A Diagnostics & Imaging Week

The U.S. House of Representatives unanimously declared lung cancer a public health priority and called for a reduction in mortality "by at least half by 2015."

Lung Cancer Alliance (LCA) President and CEO Laurie Fenton-Ambrose hailed this week's passage of House Resolution 335 (H.Res.335) as "a highly significant breakthrough, most welcome during November, Lung Cancer Awareness Month."

The U.S. Senate unanimously passed a similar resolution in August of this year.

"By its action today, the House has now joined the Senate in declaring lung cancer research and mortality reduction public health priorities. This is the first time that both houses of Congress have gone on record stating that the under funding, stigma and neglect of lung cancer must end," she said.

Fenton Ambrose highly praised the primary House sponsors on H.Res.335 — Reps. Lois Capps (D-California), Ed Whitfield (R-Kentucky) and Donna Christensen (D-Virginia).

"LCA and all of our stakeholders are grateful to Reps. Capps, Whitfield and Christensen and to the 78 other members of Congress who joined as sponsors for their leadership in recognizing the need to address lung cancer with a sense of commitment and urgency," Fenton-Ambrose said.

"LCA also salutes its advocates around the country for their dedication to making the public and their elected Representatives aware of the devastating statistics on lung cancer."

As both the House and Senate resolutions note, lung cancer is the leading cause of cancer death for men and women, taking more lives each year than breast, prostate, colon, kidney, melanoma and liver cancers — combined.

With large commitments over the years for research funding and screening, the five year survival rates for breast cancer have risen to 88%, for prostate cancer to 99% and for colon cancer to 65%.

The least-funded of all the major cancers, lung cancer's five-year mortality rate has never gone above 15%, leaving few survivors to advocate for more funding for research and early detection.

Patients are often stigmatized and blamed for their disease whether they smoked or not, Fenton-Ambrose pointed out, even though over 50% of new cases are in former smokers and another 15% in people who never smoked.
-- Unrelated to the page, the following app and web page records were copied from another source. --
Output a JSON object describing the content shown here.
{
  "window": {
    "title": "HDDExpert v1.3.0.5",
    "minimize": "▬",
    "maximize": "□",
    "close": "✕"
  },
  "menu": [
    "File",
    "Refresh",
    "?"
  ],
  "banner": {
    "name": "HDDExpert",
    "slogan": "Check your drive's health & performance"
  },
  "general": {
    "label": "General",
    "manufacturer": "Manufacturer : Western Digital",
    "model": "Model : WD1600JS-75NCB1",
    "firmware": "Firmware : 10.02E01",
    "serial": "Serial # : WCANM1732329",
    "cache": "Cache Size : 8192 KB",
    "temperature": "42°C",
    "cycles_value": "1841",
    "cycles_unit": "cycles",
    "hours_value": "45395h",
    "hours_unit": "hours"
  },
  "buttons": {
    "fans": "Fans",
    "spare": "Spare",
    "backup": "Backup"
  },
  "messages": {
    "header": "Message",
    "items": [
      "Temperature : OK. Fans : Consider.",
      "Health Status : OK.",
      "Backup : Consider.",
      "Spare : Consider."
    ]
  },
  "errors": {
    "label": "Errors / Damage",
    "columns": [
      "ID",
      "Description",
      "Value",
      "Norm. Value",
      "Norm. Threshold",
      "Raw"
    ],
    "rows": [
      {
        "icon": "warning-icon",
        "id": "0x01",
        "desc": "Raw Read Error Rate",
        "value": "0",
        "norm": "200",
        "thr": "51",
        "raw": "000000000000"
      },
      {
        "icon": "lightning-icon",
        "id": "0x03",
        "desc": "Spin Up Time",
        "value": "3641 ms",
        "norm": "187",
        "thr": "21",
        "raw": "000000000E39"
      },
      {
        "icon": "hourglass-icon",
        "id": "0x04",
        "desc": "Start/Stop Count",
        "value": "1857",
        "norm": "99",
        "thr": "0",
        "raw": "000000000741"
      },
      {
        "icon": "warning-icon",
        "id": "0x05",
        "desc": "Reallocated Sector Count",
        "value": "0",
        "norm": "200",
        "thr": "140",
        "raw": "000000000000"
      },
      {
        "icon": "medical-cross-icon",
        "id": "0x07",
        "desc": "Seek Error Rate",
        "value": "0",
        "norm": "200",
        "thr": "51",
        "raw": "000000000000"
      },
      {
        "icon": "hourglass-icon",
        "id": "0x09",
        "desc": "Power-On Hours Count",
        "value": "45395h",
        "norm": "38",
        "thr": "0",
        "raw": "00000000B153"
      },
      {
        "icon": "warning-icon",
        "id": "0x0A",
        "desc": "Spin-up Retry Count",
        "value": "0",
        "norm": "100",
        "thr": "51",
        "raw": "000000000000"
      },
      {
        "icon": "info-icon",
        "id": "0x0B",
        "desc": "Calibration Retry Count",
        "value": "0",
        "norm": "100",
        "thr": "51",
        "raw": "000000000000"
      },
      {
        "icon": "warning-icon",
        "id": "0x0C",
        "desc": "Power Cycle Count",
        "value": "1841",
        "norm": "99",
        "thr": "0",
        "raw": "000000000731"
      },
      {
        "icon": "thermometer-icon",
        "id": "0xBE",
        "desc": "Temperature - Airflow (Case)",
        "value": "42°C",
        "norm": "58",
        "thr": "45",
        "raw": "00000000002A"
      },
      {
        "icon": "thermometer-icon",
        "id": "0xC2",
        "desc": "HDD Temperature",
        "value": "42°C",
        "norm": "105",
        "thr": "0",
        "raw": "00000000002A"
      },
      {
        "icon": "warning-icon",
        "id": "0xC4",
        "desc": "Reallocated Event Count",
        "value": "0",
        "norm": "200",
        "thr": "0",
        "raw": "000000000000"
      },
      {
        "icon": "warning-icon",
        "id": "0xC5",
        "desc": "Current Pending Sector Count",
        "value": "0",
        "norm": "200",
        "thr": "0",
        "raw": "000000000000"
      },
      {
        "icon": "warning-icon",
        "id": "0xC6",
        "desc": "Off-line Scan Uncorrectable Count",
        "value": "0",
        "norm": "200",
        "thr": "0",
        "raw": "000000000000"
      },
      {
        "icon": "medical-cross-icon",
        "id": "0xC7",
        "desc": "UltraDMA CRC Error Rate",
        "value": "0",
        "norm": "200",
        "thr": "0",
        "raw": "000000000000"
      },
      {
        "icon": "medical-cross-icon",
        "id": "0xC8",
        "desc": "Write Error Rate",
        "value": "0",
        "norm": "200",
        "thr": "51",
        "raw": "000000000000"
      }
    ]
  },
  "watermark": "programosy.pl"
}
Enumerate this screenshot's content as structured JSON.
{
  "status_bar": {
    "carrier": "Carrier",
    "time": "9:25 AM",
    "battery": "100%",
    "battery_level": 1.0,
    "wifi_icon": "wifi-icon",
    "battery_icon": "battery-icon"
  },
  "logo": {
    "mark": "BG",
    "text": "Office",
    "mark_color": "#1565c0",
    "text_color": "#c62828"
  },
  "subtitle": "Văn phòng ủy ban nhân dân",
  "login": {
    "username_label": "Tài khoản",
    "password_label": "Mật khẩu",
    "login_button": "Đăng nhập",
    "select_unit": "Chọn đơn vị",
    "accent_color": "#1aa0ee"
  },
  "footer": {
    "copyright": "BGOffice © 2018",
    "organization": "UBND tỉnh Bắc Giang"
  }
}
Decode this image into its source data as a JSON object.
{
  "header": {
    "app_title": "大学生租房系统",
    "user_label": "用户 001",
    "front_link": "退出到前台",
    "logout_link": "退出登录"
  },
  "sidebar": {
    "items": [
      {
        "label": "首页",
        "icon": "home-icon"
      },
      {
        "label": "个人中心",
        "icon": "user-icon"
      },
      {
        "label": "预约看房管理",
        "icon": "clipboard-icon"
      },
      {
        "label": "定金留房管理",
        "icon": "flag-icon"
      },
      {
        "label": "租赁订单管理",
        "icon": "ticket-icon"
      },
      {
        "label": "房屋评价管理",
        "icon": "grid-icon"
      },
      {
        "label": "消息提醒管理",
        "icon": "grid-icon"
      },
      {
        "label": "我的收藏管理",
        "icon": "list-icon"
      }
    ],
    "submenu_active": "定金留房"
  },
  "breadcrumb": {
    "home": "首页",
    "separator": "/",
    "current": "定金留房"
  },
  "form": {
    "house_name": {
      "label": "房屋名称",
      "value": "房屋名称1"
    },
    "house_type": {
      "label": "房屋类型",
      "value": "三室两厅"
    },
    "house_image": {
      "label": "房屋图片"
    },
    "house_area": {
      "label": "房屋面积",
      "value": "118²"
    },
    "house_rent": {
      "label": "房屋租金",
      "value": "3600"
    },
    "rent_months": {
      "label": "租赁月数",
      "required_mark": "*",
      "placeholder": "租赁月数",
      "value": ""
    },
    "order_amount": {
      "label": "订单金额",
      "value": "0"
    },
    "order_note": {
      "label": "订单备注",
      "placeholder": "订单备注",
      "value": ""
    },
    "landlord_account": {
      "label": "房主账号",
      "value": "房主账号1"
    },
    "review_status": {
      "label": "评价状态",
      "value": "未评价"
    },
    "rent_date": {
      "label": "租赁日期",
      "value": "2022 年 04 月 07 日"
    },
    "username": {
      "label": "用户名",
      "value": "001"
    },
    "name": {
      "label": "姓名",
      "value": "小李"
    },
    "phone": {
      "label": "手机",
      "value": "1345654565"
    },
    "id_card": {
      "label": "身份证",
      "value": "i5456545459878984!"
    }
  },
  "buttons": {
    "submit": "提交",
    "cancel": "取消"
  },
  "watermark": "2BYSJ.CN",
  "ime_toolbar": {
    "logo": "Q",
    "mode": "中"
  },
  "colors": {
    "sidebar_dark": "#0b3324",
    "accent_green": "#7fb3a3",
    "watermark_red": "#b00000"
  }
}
"These resolutions passed by the House and Senate will help break through decades of neglect and blame and lead to fundamental policy changes in the way we address and fund lung cancer research and early detection," she said.